By all accounts My Old Lady has had successful runs in its various stage iterations, so how does it hold up as a film? Unfortunately it’s something of a mixed bag. Director Horovitz, adapting his own play to this film, seeks to open up his three person play by adding some supporting characters, not to mention the actual gorgeous Parisian background, but the film itself never seems to rise above it’s central contrivance and weighty melodrama.
Kevin Kline plays Mathias Gold, a failed novelist from America coming to France to claim and sell a gorgeous Paris apartment that he’s inherited from his dead father. The catch on this particular flat is it comes pre-packed with the elderly Mathilde (Maggie Smith) under a French real estate arrangement known as a “viager”. Under this arrangement, the elderly tenant collects an annuity from the buyer so long as they live. Basically the buyer pays less on the place should the seller of the property pass away sooner rather than later. Naturally this makes Mathias’s introduction to Mathilde quite awkward. Complicating matters is Mathilde’s live-in grown daughter, Chloe (Kristen Scott Thomas in her third outing as Smith’s daughter) who naturally dislikes a disgruntled American with a vested interest in her mother’s death.
The film is stronger in its earlier acts with Mathias and Mathilde engaging in their subtle battle of wills–“to long life” she quips when toasting at dinner. Meanwhile Mathias schemes behind her back by investigating her medical records and whisking away furniture to pawn as an alternate way to turn a profit. He also engages in some minor blackmail against Chloe who, as it turns out, is also a woman damaged by her parents’ indiscretions. Kline is infinitely more charming when playing at being a scoundrel rather than when he’s saddled with lengthy monologues later in the film likely lifted directly from the play.
And here is where the film begins to wade into melodrama. Of course Mathilde’s lengthy stay in the flat of Mathias’s absentee father can only give way to a past affair whose shock waves were felt by both Mathias and Chloe on either side of the Atlantic. And as the film’s cast is essentially this trio, you can probably already guess who Mathias and Chloe will turn to when the revelations come pouring in.
I do give credit to Horovitz’s script which, if anything is unusual for using Paris as the backdrop of what is by all accounts the fallout of a long past love affair rather than the setting for the impassioned blooming of a youthful one.

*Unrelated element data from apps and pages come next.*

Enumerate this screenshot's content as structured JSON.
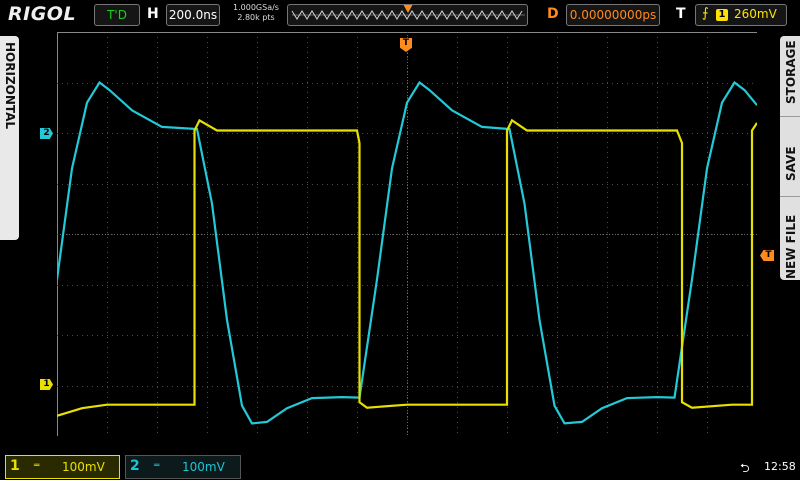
{
  "brand": "RIGOL",
  "top_bar": {
    "run_state": "T'D",
    "timebase_label": "H",
    "timebase_value": "200.0ns",
    "sample_rate": "1.000GSa/s",
    "memory_depth": "2.80k pts",
    "delay_label": "D",
    "delay_value": "0.00000000ps",
    "trigger_label": "T",
    "trigger_edge": "rising-edge-icon",
    "trigger_source": "1",
    "trigger_level": "260mV"
  },
  "side_left": {
    "label": "HORIZONTAL"
  },
  "side_right": {
    "items": [
      "STORAGE",
      "SAVE",
      "NEW FILE"
    ]
  },
  "markers": {
    "ch1": "1",
    "ch2": "2",
    "trigger_pos": "T",
    "trigger_level": "T"
  },
  "bottom_bar": {
    "channels": [
      {
        "number": "1",
        "coupling": "═",
        "scale": "100mV",
        "color": "#e8e000"
      },
      {
        "number": "2",
        "coupling": "═",
        "scale": "100mV",
        "color": "#19c6d4"
      }
    ],
    "usb_icon": "usb-icon",
    "time": "12:58"
  },
  "colors": {
    "ch1": "#e8e000",
    "ch2": "#23c9d6",
    "accent": "#ff8a1e",
    "run": "#19d219"
  },
  "chart_data": {
    "type": "line",
    "title": "",
    "xlabel": "",
    "ylabel": "",
    "x_divisions": 14,
    "y_divisions": 8,
    "x_units": "div",
    "y_units": "div",
    "xlim": [
      0,
      14
    ],
    "ylim": [
      0,
      8
    ],
    "grid": true,
    "series": [
      {
        "name": "1",
        "color": "#e8e000",
        "points": [
          [
            0,
            0.4
          ],
          [
            0.5,
            0.55
          ],
          [
            1,
            0.62
          ],
          [
            2.75,
            0.62
          ],
          [
            2.75,
            6.05
          ],
          [
            2.85,
            6.25
          ],
          [
            3.2,
            6.05
          ],
          [
            4.6,
            6.05
          ],
          [
            6.0,
            6.05
          ],
          [
            6.05,
            5.8
          ],
          [
            6.05,
            0.67
          ],
          [
            6.2,
            0.56
          ],
          [
            7,
            0.62
          ],
          [
            9.0,
            0.62
          ],
          [
            9.0,
            6.05
          ],
          [
            9.1,
            6.25
          ],
          [
            9.4,
            6.05
          ],
          [
            12.4,
            6.05
          ],
          [
            12.5,
            5.8
          ],
          [
            12.5,
            0.67
          ],
          [
            12.7,
            0.56
          ],
          [
            13.5,
            0.62
          ],
          [
            13.9,
            0.62
          ],
          [
            13.9,
            6.05
          ],
          [
            14,
            6.2
          ]
        ]
      },
      {
        "name": "2",
        "color": "#23c9d6",
        "points": [
          [
            0,
            3.1
          ],
          [
            0.3,
            5.3
          ],
          [
            0.6,
            6.6
          ],
          [
            0.85,
            7.0
          ],
          [
            1.05,
            6.85
          ],
          [
            1.5,
            6.45
          ],
          [
            2.1,
            6.12
          ],
          [
            2.8,
            6.08
          ],
          [
            3.1,
            4.6
          ],
          [
            3.4,
            2.3
          ],
          [
            3.7,
            0.6
          ],
          [
            3.9,
            0.25
          ],
          [
            4.2,
            0.28
          ],
          [
            4.6,
            0.55
          ],
          [
            5.1,
            0.75
          ],
          [
            5.7,
            0.77
          ],
          [
            6.05,
            0.76
          ],
          [
            6.4,
            3.1
          ],
          [
            6.7,
            5.3
          ],
          [
            7,
            6.6
          ],
          [
            7.25,
            7.0
          ],
          [
            7.45,
            6.85
          ],
          [
            7.9,
            6.45
          ],
          [
            8.5,
            6.12
          ],
          [
            9.05,
            6.08
          ],
          [
            9.35,
            4.6
          ],
          [
            9.65,
            2.3
          ],
          [
            9.95,
            0.6
          ],
          [
            10.15,
            0.25
          ],
          [
            10.5,
            0.28
          ],
          [
            10.9,
            0.55
          ],
          [
            11.4,
            0.75
          ],
          [
            12.0,
            0.77
          ],
          [
            12.35,
            0.76
          ],
          [
            12.7,
            3.1
          ],
          [
            13.0,
            5.3
          ],
          [
            13.3,
            6.6
          ],
          [
            13.55,
            7.0
          ],
          [
            13.75,
            6.85
          ],
          [
            14,
            6.55
          ]
        ]
      }
    ]
  }
}
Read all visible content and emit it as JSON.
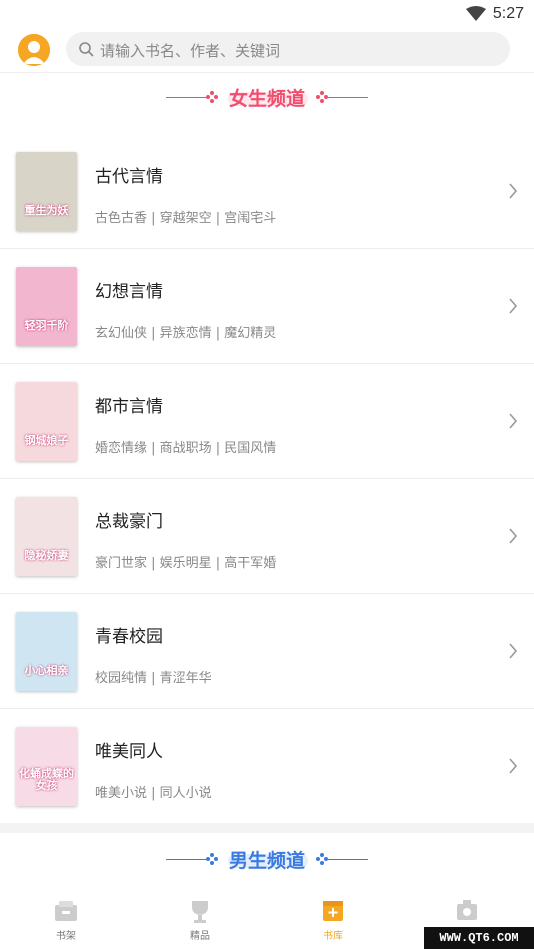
{
  "status_bar": {
    "time": "5:27"
  },
  "search": {
    "placeholder": "请输入书名、作者、关键词"
  },
  "female_channel": {
    "title": "女生频道",
    "color": "#f04e6e"
  },
  "male_channel": {
    "title": "男生频道",
    "color": "#3a7be0"
  },
  "categories": [
    {
      "title": "古代言情",
      "tags": "古色古香 | 穿越架空 | 宫闱宅斗",
      "cover_text": "重生为妖",
      "cover_color": "#d9d4c8"
    },
    {
      "title": "幻想言情",
      "tags": "玄幻仙侠 | 异族恋情 | 魔幻精灵",
      "cover_text": "轻羽千阶",
      "cover_color": "#f3b6cf"
    },
    {
      "title": "都市言情",
      "tags": "婚恋情缘 | 商战职场 | 民国风情",
      "cover_text": "钢城娘子",
      "cover_color": "#f6d9dd"
    },
    {
      "title": "总裁豪门",
      "tags": "豪门世家 | 娱乐明星 | 高干军婚",
      "cover_text": "隐秘娇妻",
      "cover_color": "#f2e2e4"
    },
    {
      "title": "青春校园",
      "tags": "校园纯情 | 青涩年华",
      "cover_text": "小心相亲",
      "cover_color": "#cfe6f2"
    },
    {
      "title": "唯美同人",
      "tags": "唯美小说 | 同人小说",
      "cover_text": "化蛹成蝶的女孩",
      "cover_color": "#f7dbe6"
    }
  ],
  "tabbar": {
    "tabs": [
      {
        "label": "书架",
        "icon": "bookshelf-icon"
      },
      {
        "label": "精品",
        "icon": "trophy-icon"
      },
      {
        "label": "书库",
        "icon": "library-icon",
        "active": true
      },
      {
        "label": "",
        "icon": "profile-icon"
      }
    ],
    "active_color": "#f5a623"
  },
  "watermark": "WWW.QT6.COM"
}
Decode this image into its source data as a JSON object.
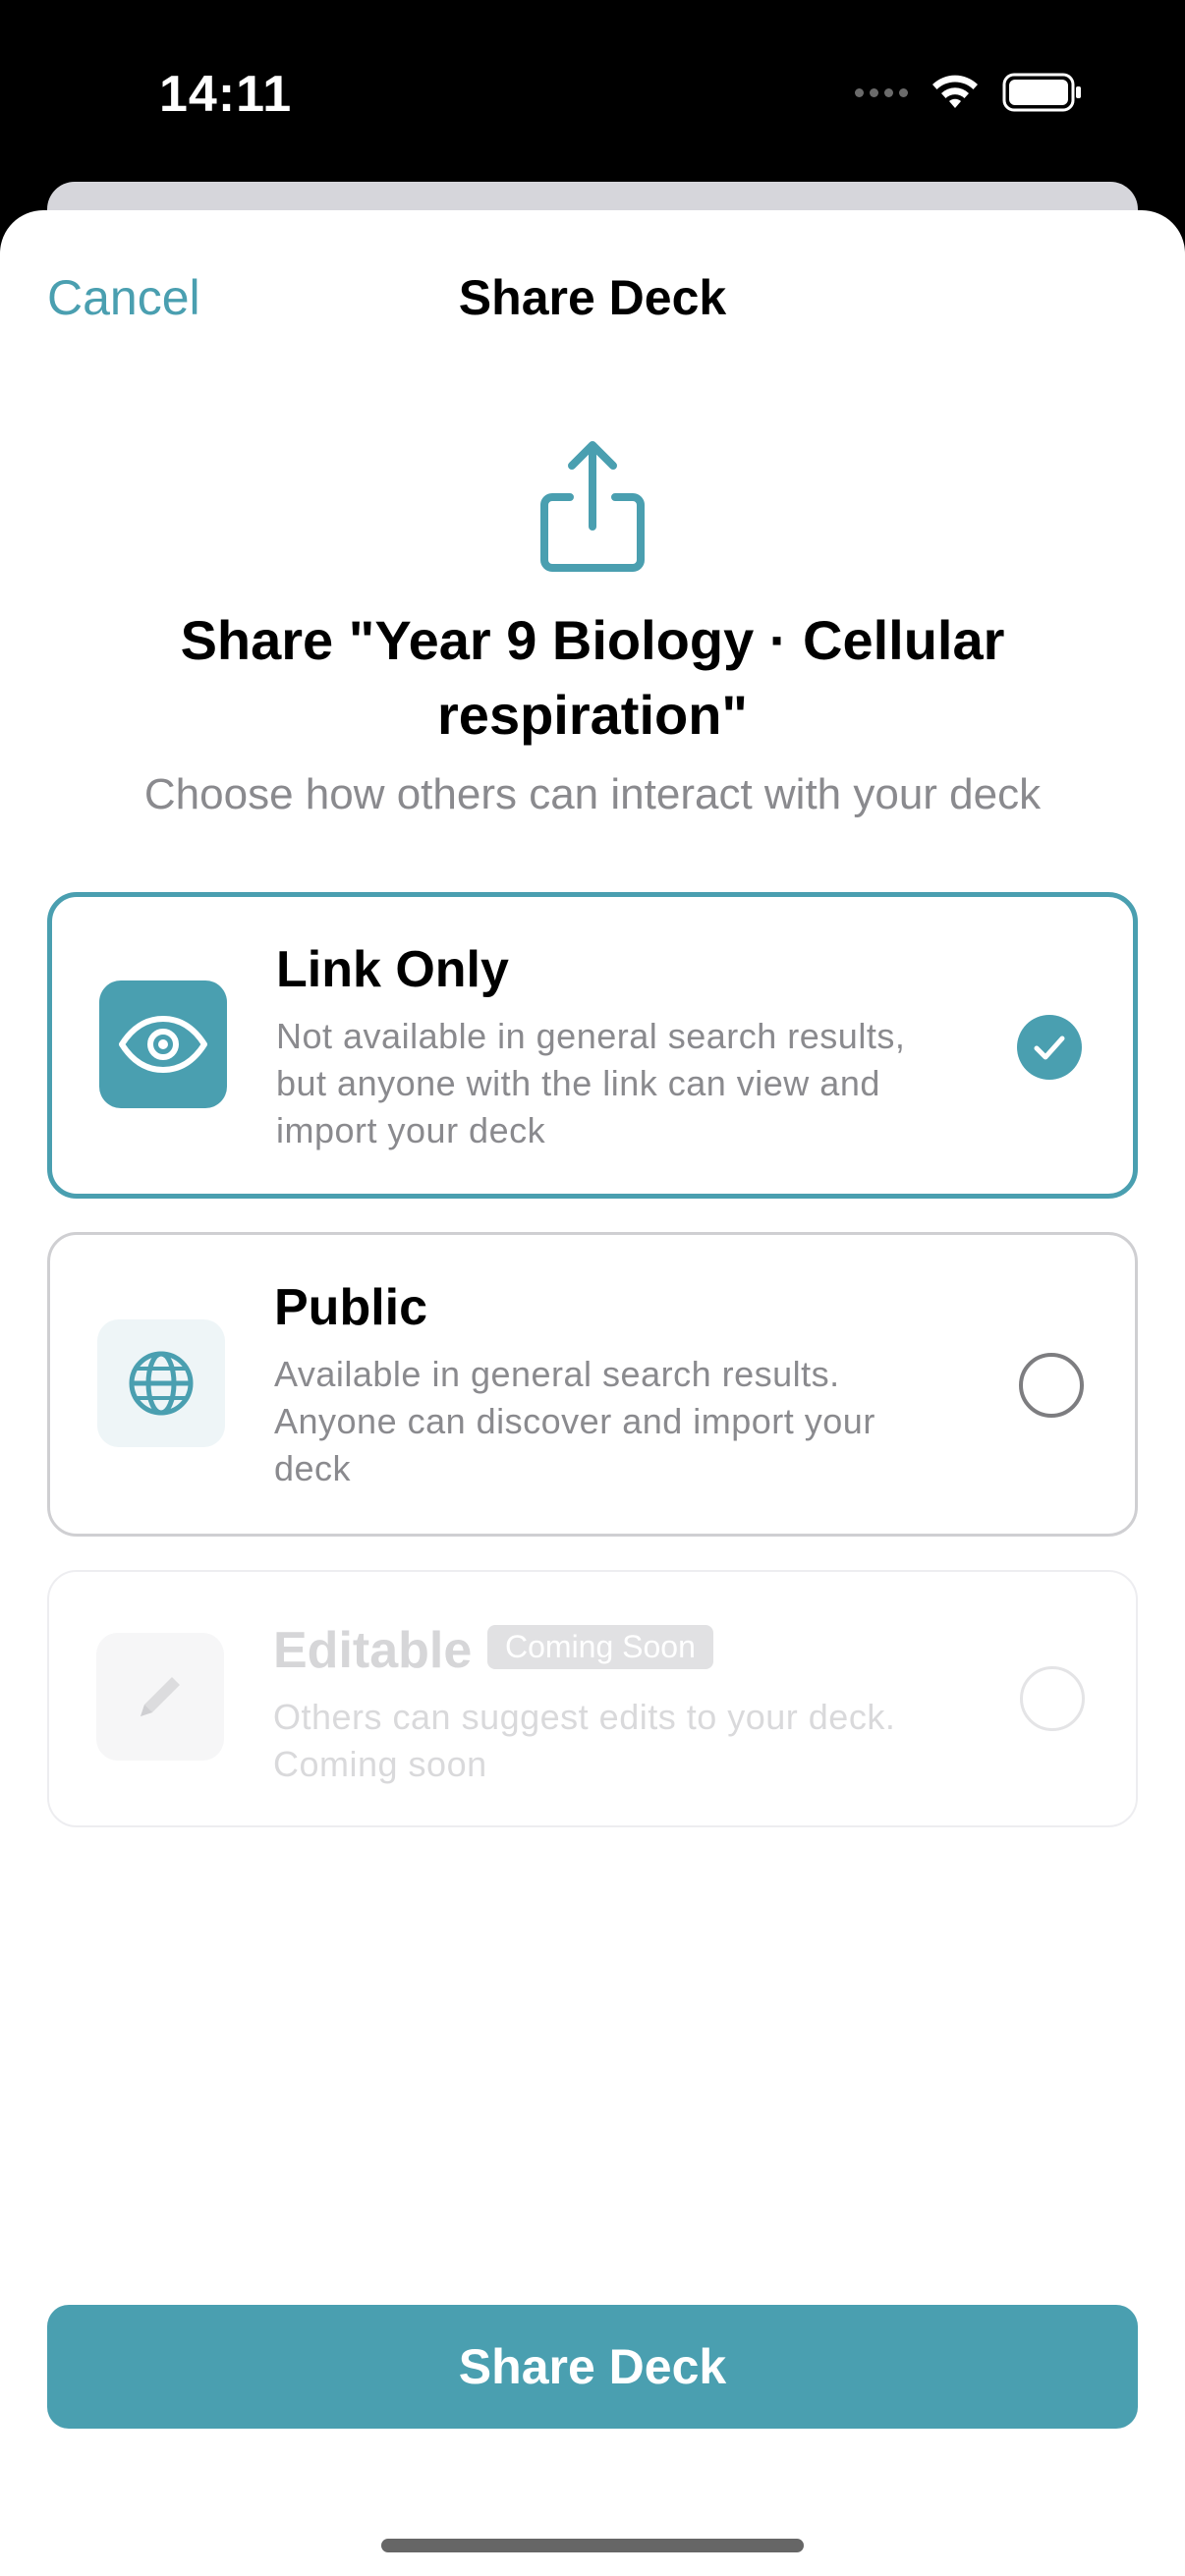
{
  "status_bar": {
    "time": "14:11"
  },
  "nav": {
    "cancel_label": "Cancel",
    "title": "Share Deck"
  },
  "header": {
    "headline": "Share \"Year 9 Biology · Cellular respiration\"",
    "subtitle": "Choose how others can interact with your deck"
  },
  "options": [
    {
      "title": "Link Only",
      "description": "Not available in general search results, but anyone with the link can view and import your deck",
      "icon": "eye-icon",
      "selected": true
    },
    {
      "title": "Public",
      "description": "Available in general search results. Anyone can discover and import your deck",
      "icon": "globe-icon",
      "selected": false
    },
    {
      "title": "Editable",
      "badge": "Coming Soon",
      "description": "Others can suggest edits to your deck. Coming soon",
      "icon": "pencil-icon",
      "selected": false,
      "disabled": true
    }
  ],
  "primary_button": {
    "label": "Share Deck"
  },
  "colors": {
    "accent": "#4a9fb0",
    "secondary_text": "#8a8a8e",
    "border": "#cfcfd2"
  }
}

Additionally it is not often in film when we get to see older skilled actors such as Scott Thomas and Kline forge a romance however one wishes it didn’t come with quite so much baggage.